#### [TASK ITEM]
Would you repeat the entries beneath, with nothing changed?

==== GIVEN ENTRIES

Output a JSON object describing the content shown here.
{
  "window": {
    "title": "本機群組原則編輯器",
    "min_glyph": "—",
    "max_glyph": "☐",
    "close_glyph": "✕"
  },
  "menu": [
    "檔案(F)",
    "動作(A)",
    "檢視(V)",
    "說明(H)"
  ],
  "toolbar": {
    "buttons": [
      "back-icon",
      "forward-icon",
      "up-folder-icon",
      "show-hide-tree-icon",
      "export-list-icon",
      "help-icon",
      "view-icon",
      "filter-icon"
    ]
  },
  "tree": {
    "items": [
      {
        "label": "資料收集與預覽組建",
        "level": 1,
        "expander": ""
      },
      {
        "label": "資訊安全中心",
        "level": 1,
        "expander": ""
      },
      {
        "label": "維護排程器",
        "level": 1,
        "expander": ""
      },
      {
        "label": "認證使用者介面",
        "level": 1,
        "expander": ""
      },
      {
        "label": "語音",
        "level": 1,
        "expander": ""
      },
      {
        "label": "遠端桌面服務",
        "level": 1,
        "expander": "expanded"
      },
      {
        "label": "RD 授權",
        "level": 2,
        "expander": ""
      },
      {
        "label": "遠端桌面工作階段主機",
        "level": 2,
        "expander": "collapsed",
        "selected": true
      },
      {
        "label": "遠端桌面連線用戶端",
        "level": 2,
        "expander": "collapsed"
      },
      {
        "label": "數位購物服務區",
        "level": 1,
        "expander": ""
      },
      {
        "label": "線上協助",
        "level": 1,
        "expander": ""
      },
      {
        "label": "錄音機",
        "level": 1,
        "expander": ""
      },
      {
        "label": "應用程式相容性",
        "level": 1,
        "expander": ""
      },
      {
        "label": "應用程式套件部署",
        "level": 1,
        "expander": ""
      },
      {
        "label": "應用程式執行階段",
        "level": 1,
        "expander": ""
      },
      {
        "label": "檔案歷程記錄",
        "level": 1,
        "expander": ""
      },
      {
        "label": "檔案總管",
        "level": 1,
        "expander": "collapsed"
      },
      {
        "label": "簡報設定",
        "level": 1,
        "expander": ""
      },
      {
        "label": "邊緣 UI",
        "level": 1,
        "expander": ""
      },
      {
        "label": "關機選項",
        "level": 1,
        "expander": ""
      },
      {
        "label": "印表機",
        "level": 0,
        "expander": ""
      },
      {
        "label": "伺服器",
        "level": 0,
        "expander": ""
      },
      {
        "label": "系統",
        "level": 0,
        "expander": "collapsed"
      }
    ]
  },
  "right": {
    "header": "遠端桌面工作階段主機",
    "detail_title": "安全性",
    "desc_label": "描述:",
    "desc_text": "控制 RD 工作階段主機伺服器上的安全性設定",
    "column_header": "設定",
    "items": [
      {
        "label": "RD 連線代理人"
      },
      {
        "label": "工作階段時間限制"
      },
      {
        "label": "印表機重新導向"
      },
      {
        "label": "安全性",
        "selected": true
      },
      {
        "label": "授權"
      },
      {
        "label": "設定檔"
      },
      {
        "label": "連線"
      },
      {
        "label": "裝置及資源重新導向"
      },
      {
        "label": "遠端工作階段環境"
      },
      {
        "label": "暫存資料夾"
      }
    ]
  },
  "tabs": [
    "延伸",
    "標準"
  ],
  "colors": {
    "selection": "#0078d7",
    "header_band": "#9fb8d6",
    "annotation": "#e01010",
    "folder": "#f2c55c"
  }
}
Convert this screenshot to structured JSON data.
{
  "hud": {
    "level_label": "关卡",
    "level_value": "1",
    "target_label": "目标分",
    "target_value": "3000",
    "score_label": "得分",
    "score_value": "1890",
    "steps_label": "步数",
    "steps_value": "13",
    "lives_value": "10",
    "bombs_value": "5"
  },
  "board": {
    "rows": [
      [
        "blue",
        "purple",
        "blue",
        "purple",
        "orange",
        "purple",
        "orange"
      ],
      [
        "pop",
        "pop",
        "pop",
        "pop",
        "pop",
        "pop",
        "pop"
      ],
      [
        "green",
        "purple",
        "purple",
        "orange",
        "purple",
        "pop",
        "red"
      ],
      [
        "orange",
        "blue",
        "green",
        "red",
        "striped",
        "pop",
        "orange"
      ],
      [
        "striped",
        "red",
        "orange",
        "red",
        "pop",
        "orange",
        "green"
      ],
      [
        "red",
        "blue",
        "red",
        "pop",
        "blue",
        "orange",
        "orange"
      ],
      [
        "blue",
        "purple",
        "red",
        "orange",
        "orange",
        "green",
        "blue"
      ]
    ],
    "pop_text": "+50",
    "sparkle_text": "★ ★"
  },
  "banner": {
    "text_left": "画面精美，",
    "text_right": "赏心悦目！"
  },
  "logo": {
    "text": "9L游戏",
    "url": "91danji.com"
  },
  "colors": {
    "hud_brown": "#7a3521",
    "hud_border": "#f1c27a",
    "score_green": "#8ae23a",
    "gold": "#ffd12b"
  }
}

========

#### [RESPONSE AREA]
Output a JSON object describing the content shown here.
{
  "window": {
    "title": "本機群組原則編輯器",
    "min_glyph": "—",
    "max_glyph": "☐",
    "close_glyph": "✕"
  },
  "menu": [
    "檔案(F)",
    "動作(A)",
    "檢視(V)",
    "說明(H)"
  ],
  "toolbar": {
    "buttons": [
      "back-icon",
      "forward-icon",
      "up-folder-icon",
      "show-hide-tree-icon",
      "export-list-icon",
      "help-icon",
      "view-icon",
      "filter-icon"
    ]
  },
  "tree": {
    "items": [
      {
        "label": "資料收集與預覽組建",
        "level": 1,
        "expander": ""
      },
      {
        "label": "資訊安全中心",
        "level": 1,
        "expander": ""
      },
      {
        "label": "維護排程器",
        "level": 1,
        "expander": ""
      },
      {
        "label": "認證使用者介面",
        "level": 1,
        "expander": ""
      },
      {
        "label": "語音",
        "level": 1,
        "expander": ""
      },
      {
        "label": "遠端桌面服務",
        "level": 1,
        "expander": "expanded"
      },
      {
        "label": "RD 授權",
        "level": 2,
        "expander": ""
      },
      {
        "label": "遠端桌面工作階段主機",
        "level": 2,
        "expander": "collapsed",
        "selected": true
      },
      {
        "label": "遠端桌面連線用戶端",
        "level": 2,
        "expander": "collapsed"
      },
      {
        "label": "數位購物服務區",
        "level": 1,
        "expander": ""
      },
      {
        "label": "線上協助",
        "level": 1,
        "expander": ""
      },
      {
        "label": "錄音機",
        "level": 1,
        "expander": ""
      },
      {
        "label": "應用程式相容性",
        "level": 1,
        "expander": ""
      },
      {
        "label": "應用程式套件部署",
        "level": 1,
        "expander": ""
      },
      {
        "label": "應用程式執行階段",
        "level": 1,
        "expander": ""
      },
      {
        "label": "檔案歷程記錄",
        "level": 1,
        "expander": ""
      },
      {
        "label": "檔案總管",
        "level": 1,
        "expander": "collapsed"
      },
      {
        "label": "簡報設定",
        "level": 1,
        "expander": ""
      },
      {
        "label": "邊緣 UI",
        "level": 1,
        "expander": ""
      },
      {
        "label": "關機選項",
        "level": 1,
        "expander": ""
      },
      {
        "label": "印表機",
        "level": 0,
        "expander": ""
      },
      {
        "label": "伺服器",
        "level": 0,
        "expander": ""
      },
      {
        "label": "系統",
        "level": 0,
        "expander": "collapsed"
      }
    ]
  },
  "right": {
    "header": "遠端桌面工作階段主機",
    "detail_title": "安全性",
    "desc_label": "描述:",
    "desc_text": "控制 RD 工作階段主機伺服器上的安全性設定",
    "column_header": "設定",
    "items": [
      {
        "label": "RD 連線代理人"
      },
      {
        "label": "工作階段時間限制"
      },
      {
        "label": "印表機重新導向"
      },
      {
        "label": "安全性",
        "selected": true
      },
      {
        "label": "授權"
      },
      {
        "label": "設定檔"
      },
      {
        "label": "連線"
      },
      {
        "label": "裝置及資源重新導向"
      },
      {
        "label": "遠端工作階段環境"
      },
      {
        "label": "暫存資料夾"
      }
    ]
  },
  "tabs": [
    "延伸",
    "標準"
  ],
  "colors": {
    "selection": "#0078d7",
    "header_band": "#9fb8d6",
    "annotation": "#e01010",
    "folder": "#f2c55c"
  }
}
Convert this screenshot to structured JSON data.
{
  "hud": {
    "level_label": "关卡",
    "level_value": "1",
    "target_label": "目标分",
    "target_value": "3000",
    "score_label": "得分",
    "score_value": "1890",
    "steps_label": "步数",
    "steps_value": "13",
    "lives_value": "10",
    "bombs_value": "5"
  },
  "board": {
    "rows": [
      [
        "blue",
        "purple",
        "blue",
        "purple",
        "orange",
        "purple",
        "orange"
      ],
      [
        "pop",
        "pop",
        "pop",
        "pop",
        "pop",
        "pop",
        "pop"
      ],
      [
        "green",
        "purple",
        "purple",
        "orange",
        "purple",
        "pop",
        "red"
      ],
      [
        "orange",
        "blue",
        "green",
        "red",
        "striped",
        "pop",
        "orange"
      ],
      [
        "striped",
        "red",
        "orange",
        "red",
        "pop",
        "orange",
        "green"
      ],
      [
        "red",
        "blue",
        "red",
        "pop",
        "blue",
        "orange",
        "orange"
      ],
      [
        "blue",
        "purple",
        "red",
        "orange",
        "orange",
        "green",
        "blue"
      ]
    ],
    "pop_text": "+50",
    "sparkle_text": "★ ★"
  },
  "banner": {
    "text_left": "画面精美，",
    "text_right": "赏心悦目！"
  },
  "logo": {
    "text": "9L游戏",
    "url": "91danji.com"
  },
  "colors": {
    "hud_brown": "#7a3521",
    "hud_border": "#f1c27a",
    "score_green": "#8ae23a",
    "gold": "#ffd12b"
  }
}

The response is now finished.